The wind gusted, blowing the first raindrop right in my eye. More drops fell, tapping the concrete and the grass. The first rumble of thunder.


I love storms. Living in Missouri, Nebraska, Oklahoma and now Arkansas means no shortage of them, but oh, how I’ve missed them. Their energy always has made me giddy.

But I have a lot more skill with people and buildings than with the unpredictable speed of lightning. I have a few hundred frames of nothing but black. The clouds were torn apart, their depths lit by blue bolts. And there were so many bolts, more than I’ve seen in a long time.

And out in this storm was a crew of highway workers. This afternoon a worker fell from the Interstate 540 bridge over Porter Road. He was conscious and alert when the firefighters and ambulances got there, but his injuries were severe, a fire department captain told me. I don’t know his name or how he is now.

More than 100 road workers die each year in their work zones. Give him your good thoughts, if you’re so inclined, and be careful out there.


Thanks for looking.


At World’s End

_C1_1566If you drive east on Fayetteville’s W. Martin Luther King Boulevard, past the university campus and Popeye’s Chicken, eventually you’ll get to School Avenue. Turning left will take you to the square, bar row and my office.

I almost always turn left. Yesterday I turned right.

_C1_1533There were plenty of people around, but nearly all of them were hidden away in the cars passing by. Parking lots were nearly empty in front of liquor and hardware stores and pawn shops. Even buildings I’m sure people live in seemed abandoned.



As I continued southward, featureless, steel-blue clouds spread from the west and blocked the sun, and this feeling of abandoned-ness only intensified. At a wrecked gas station, a bright red rain gutter hung diagonally down to the asphalt, somehow wrenched from the eaves. Several cars, a Hostess truck and a small, hunter-orange excavator were strewn in one of half a dozen overgrown junkyards. A creek from under the road stunk with an oily smell, the kind that clogs up your nose with a whiff. 

Farther south the traffic fell. Every side road was labeled a dead end. One of these curved through a neighborhood where the first mailbox read “Wrong Turn!!!” These houses seemed empty, too. Some yards were filled with trash and equipment,  or a blanket of brown leaves. Satellite dishes with missing parts and twisted stems grew from another.

Woody vines curved around the rails of a wheelchair ramp that led nowhere. Across the street three stoves were lined up near an old shed near rusted hulk of a boat sat on a rickety wooden platform (apparently something of a pattern here).

If it hadn’t been for the occasional traffic to the west, like a distant waterfall, I might’ve expected a walker to emerge from the tangled pines any second.

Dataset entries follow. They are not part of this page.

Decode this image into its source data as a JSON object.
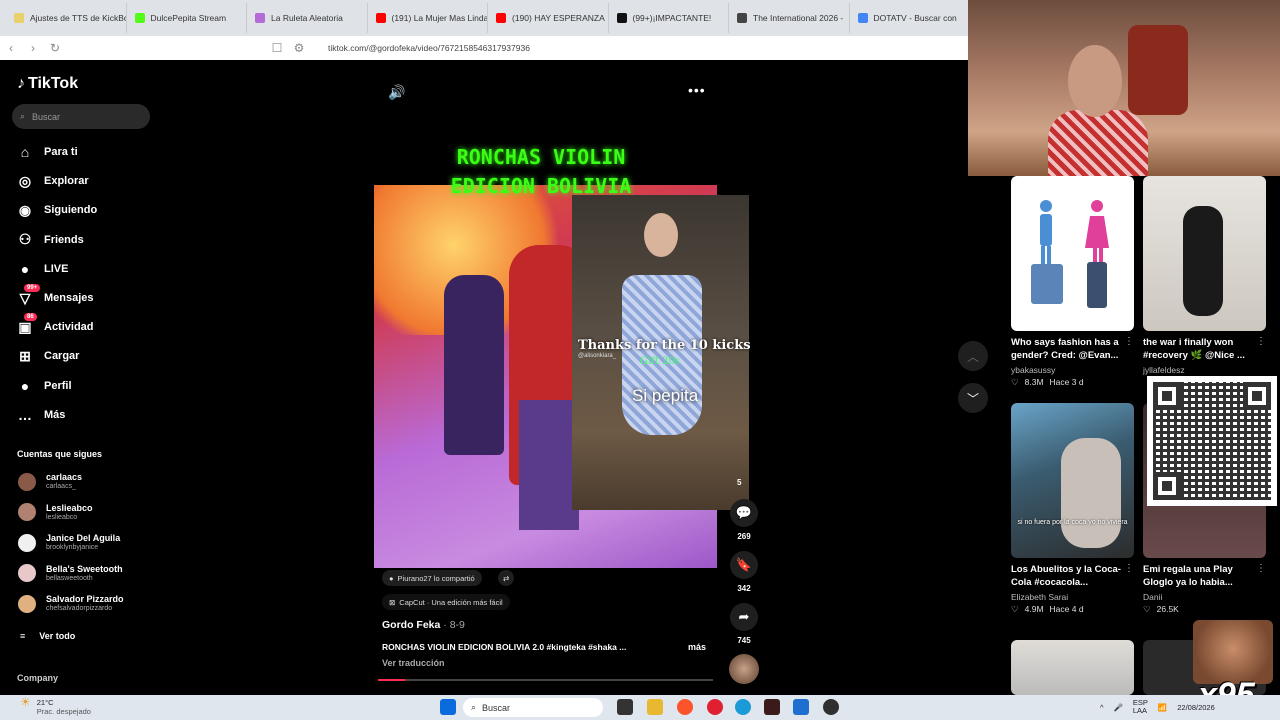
{
  "browser": {
    "tabs": [
      {
        "label": "Ajustes de TTS de KickBot",
        "color": "#e8d06b"
      },
      {
        "label": "DulcePepita Stream",
        "color": "#53fc18"
      },
      {
        "label": "La Ruleta Aleatoria",
        "color": "#b36bd6"
      },
      {
        "label": "(191) La Mujer Mas Linda",
        "color": "#ff0000"
      },
      {
        "label": "(190) HAY ESPERANZA",
        "color": "#ff0000"
      },
      {
        "label": "(99+)¡IMPACTANTE!",
        "color": "#111111"
      },
      {
        "label": "The International 2026 -",
        "color": "#444444"
      },
      {
        "label": "DOTATV - Buscar con",
        "color": "#4285f4"
      }
    ],
    "url": "tiktok.com/@gordofeka/video/7672158546317937936"
  },
  "sidebar": {
    "logo": "TikTok",
    "search_placeholder": "Buscar",
    "nav": [
      {
        "label": "Para ti",
        "icon": "home-icon"
      },
      {
        "label": "Explorar",
        "icon": "compass-icon"
      },
      {
        "label": "Siguiendo",
        "icon": "following-icon"
      },
      {
        "label": "Friends",
        "icon": "friends-icon"
      },
      {
        "label": "LIVE",
        "icon": "live-icon"
      },
      {
        "label": "Mensajes",
        "icon": "messages-icon",
        "badge": "99+"
      },
      {
        "label": "Actividad",
        "icon": "activity-icon",
        "badge": "86"
      },
      {
        "label": "Cargar",
        "icon": "upload-icon"
      },
      {
        "label": "Perfil",
        "icon": "profile-icon"
      },
      {
        "label": "Más",
        "icon": "more-icon"
      }
    ],
    "following_title": "Cuentas que sigues",
    "following": [
      {
        "name": "carlaacs",
        "handle": "carlaacs_"
      },
      {
        "name": "Leslieabco",
        "handle": "leslieabco"
      },
      {
        "name": "Janice Del Aguila",
        "handle": "brooklynbyjanice"
      },
      {
        "name": "Bella's Sweetooth",
        "handle": "bellasweetooth"
      },
      {
        "name": "Salvador Pizzardo",
        "handle": "chefsalvadorpizzardo"
      }
    ],
    "see_all": "Ver todo",
    "company": "Company"
  },
  "video": {
    "title_line1": "RONCHAS VIOLIN",
    "title_line2": "EDICION BOLIVIA",
    "overlay_text": "Thanks for the 10 kicks",
    "overlay_handle": "@alisonkiara_",
    "overlay_gift": "Gift 20s",
    "overlay_caption": "Si pepita",
    "shared_by": "Piurano27 lo compartió",
    "capcut": "CapCut · Una edición más fácil",
    "author": "Gordo Feka",
    "date": "· 8-9",
    "caption": "RONCHAS VIOLIN EDICION BOLIVIA 2.0 #kingteka #shaka ...",
    "more": "más",
    "translate": "Ver traducción",
    "progress": 0.08,
    "actions": [
      {
        "icon": "comment-icon",
        "count": "269"
      },
      {
        "icon": "bookmark-icon",
        "count": "342"
      },
      {
        "icon": "share-icon",
        "count": "745"
      }
    ],
    "partial_count": "5"
  },
  "grid": [
    {
      "title": "Who says fashion has a gender? Cred: @Evan...",
      "author": "ybakasussy",
      "likes": "8.3M",
      "age": "Hace 3 d"
    },
    {
      "title": "the war i finally won #recovery 🌿 @Nice ...",
      "author": "jyllafeldesz",
      "likes": "",
      "age": ""
    },
    {
      "title": "Los Abuelitos y la Coca-Cola #cocacola...",
      "author": "Elizabeth Sarai",
      "likes": "4.9M",
      "age": "Hace 4 d",
      "overlay": "si no fuera por la coca yo no viviera"
    },
    {
      "title": "Emi regala una Play Gloglo ya lo habia...",
      "author": "Danii",
      "likes": "26.5K",
      "age": ""
    }
  ],
  "stream_overlay": {
    "multiplier": "x95"
  },
  "taskbar": {
    "temp": "21°C",
    "weather": "Prac. despejado",
    "search": "Buscar",
    "lang1": "ESP",
    "lang2": "LAA",
    "date": "22/08/2026"
  }
}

_C1_1636This was a new level of urban decay, but as with many things people ignore or forget, it was fascinating to me. The area might be Fayetteville’s answer to Emma Avenue.

About two was miles south of my starting point sits the Washington County Sheriff’s Office, where the bail bonds signs take over and I turned around. On the way back I saw a few more signs of life, and not just of humans. The plants around here seem to think spring has arrived or something. Rain started to fall as I got back to my car.

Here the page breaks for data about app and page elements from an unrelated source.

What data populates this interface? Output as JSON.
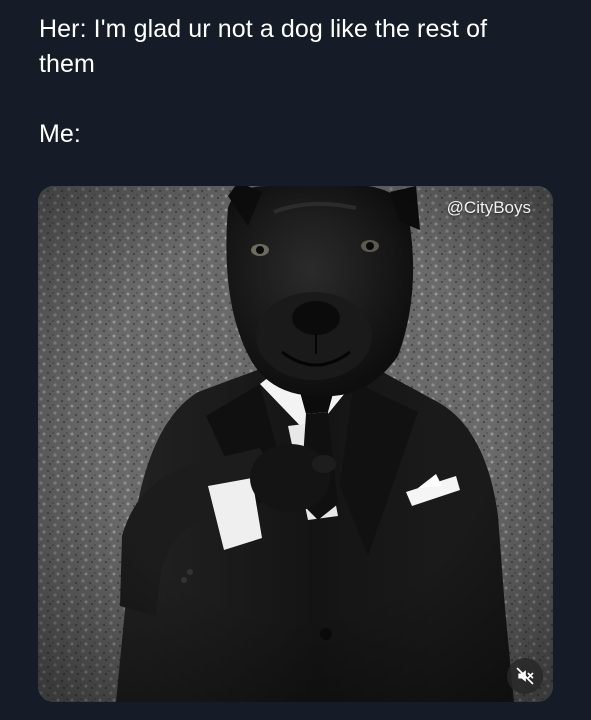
{
  "post": {
    "text_lines": [
      "Her: I'm glad ur not a dog like the rest of",
      "them",
      "Me:"
    ]
  },
  "media": {
    "type": "photo",
    "watermark": "@CityBoys",
    "mute_button_icon": "speaker-muted-icon",
    "colors": {
      "background": "#151c27",
      "text": "#ffffff",
      "ground": "#6b6b6b",
      "suit": "#1b1b1b",
      "shirt": "#f4f4f4"
    }
  }
}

_C1_1634I hope they’re right. Thanks for looking!


Crystal Bridges

IMG_9891It looks like some serious rain is moving through the state tonight, but around midday it was warm and (occasionally) sunny. I headed up to Crystal Bridges Museum of American Art for my first photos from Bentonville.



IMG_9893Opened in 2011 with a relatively small piece of the Walton family fortune, Crystal Bridges is many things: a free art museum, a sculpture garden, a nature park. It also provided for some nice images. Besides admiring the carved woods and molded ceramics, people of every age group were jogging or biking the trails, shepherding little ones and snapping selfies with the rust-coated LOVE sculpture.

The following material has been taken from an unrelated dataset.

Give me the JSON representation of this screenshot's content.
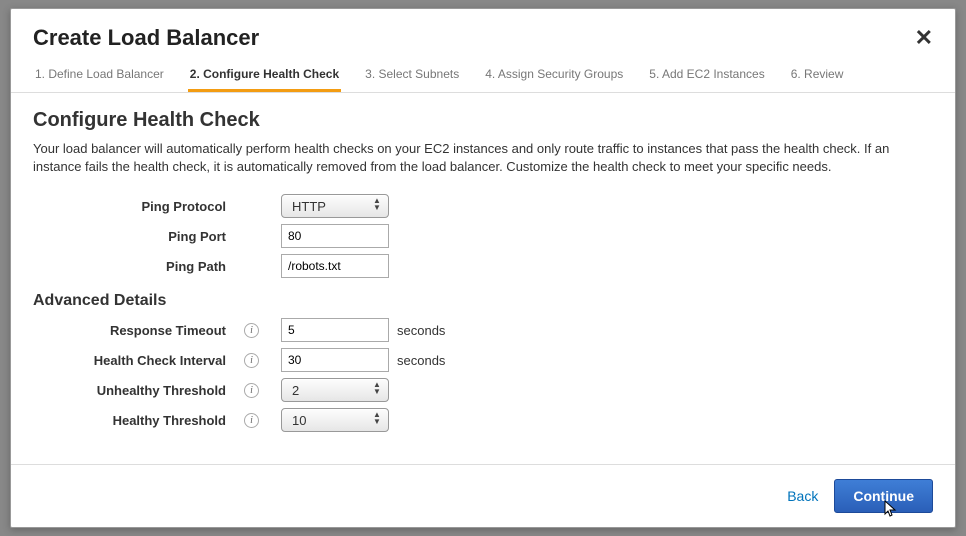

IMG_9907Once again, I can’t wait for this place to get some green leaves on these branches.




IMG_9947As always, thanks for looking.